Marketers may like steering the conversation around their brands, but Facebook and Twitter have upended that strategy. Now it seems Pinterest is putting the brand-driven approach away almost entirely.
Seventy percent of brand engagement on the social scrapbooking platform is driven by users—that is, users pinning brand content outside of brands’ own Pinterest accounts—versus only 30 percent generated by brands pinning something that users repin, comment on or otherwise interact with. So says a study by Digitas and visual analytics startup Curalate that analyzed nearly 10 million pins, repins, comments, likes and keywords across more than 120 automotive, electronics and fashion/retail brands.
Curalate co-founder and CEO Apu Gupta reasoned that Pinterest’s positioning around content discovery explains why brands might have a harder time igniting interest on the platform. “The whole model is centered around the idea of content coming into Pinterest from different places other than a brand,” he said. “It happens to be that content is largely about brands, but the way that content is originating and getting onto Pinterest is not happening by brands themselves. It’s happening by consumers.”
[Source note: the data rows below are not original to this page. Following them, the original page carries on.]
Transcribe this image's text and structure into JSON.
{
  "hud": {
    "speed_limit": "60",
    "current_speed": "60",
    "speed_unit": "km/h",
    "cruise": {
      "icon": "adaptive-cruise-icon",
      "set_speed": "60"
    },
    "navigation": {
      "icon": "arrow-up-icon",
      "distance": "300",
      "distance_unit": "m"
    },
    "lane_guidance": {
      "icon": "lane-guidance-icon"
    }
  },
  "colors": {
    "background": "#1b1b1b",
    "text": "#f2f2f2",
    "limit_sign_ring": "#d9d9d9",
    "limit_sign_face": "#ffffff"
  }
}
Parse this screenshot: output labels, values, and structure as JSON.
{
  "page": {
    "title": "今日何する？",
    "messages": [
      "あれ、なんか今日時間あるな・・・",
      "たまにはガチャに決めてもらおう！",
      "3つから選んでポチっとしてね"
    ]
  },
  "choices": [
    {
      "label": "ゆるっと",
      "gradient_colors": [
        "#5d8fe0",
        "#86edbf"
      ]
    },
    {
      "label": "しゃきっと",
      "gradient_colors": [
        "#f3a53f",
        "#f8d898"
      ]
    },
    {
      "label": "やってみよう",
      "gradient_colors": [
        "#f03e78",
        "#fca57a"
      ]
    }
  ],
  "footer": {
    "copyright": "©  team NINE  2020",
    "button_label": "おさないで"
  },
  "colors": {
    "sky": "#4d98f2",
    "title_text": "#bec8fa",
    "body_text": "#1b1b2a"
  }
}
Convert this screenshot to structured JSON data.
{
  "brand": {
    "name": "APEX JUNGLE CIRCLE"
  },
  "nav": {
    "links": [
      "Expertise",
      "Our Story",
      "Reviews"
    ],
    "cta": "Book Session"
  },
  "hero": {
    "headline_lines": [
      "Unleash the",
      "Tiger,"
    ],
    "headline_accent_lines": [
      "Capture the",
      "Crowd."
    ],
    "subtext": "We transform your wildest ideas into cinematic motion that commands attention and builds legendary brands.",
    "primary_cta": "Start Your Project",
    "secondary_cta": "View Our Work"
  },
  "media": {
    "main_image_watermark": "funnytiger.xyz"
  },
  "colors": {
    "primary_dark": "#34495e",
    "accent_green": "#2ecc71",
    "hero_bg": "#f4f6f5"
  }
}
Brands shouldn’t get discouraged by the study, though, because it “says less about how brands in a category are engaging and more about the rabidness the [Pinterest] community has for those categories,” said Jordan Bitterman, svp and North America lead of the agency’s Social-Mobile-Local practice. To support the point, he cited fashion/retail brands that see 82 percent of their engagement come straight from the community. Meanwhile, auto brands saw 75 percent of their engagement from the community, and electronics brands saw a more even-keeled 53 percent engagement from the community. “It’s less about what brands are doing wrong than about how they can join those conversations,” he said.
Brands that want to join those conversations should create images that users will want to share. “A lot of images in auto are professional images that were created and distributed by brands,” Bitterman said. Gupta pointed to fashion brands as doing particularly well on Pinterest because “fashion brands have always understood storytelling in a way other brands haven’t.” That might explain why the fashion/retail brands examined averaged 46 repins for their every pin, whereas user-generated fashion/retail pins usually only notch 6 repins. On the other hand, auto brands typically see only three repins versus 10 repins for users’ auto-related pins, and electronics brands average five repins compared to their users’ 14 repins.
Digitas and Curalate also looked at the best day and time for brands in each vertical to pin—3 p.m. ET on Friday for fashion/retail, noon ET on Friday for auto and 10 p.m. ET on Monday for electronics—but both Bitterman and Gupta said it’s hard to decipher how marketers should view those findings. Bitterman inferred that Friday afternoons make sense for fashion/retail and autos because many people shop or take test drives over the weekend and begin planning those outings on Friday. “Electronics kind of stumps me,” he said before inferring that Pinterest users interested in electronics may be a relatively smaller population whose prime Web browsing time correlates with prime-time TV.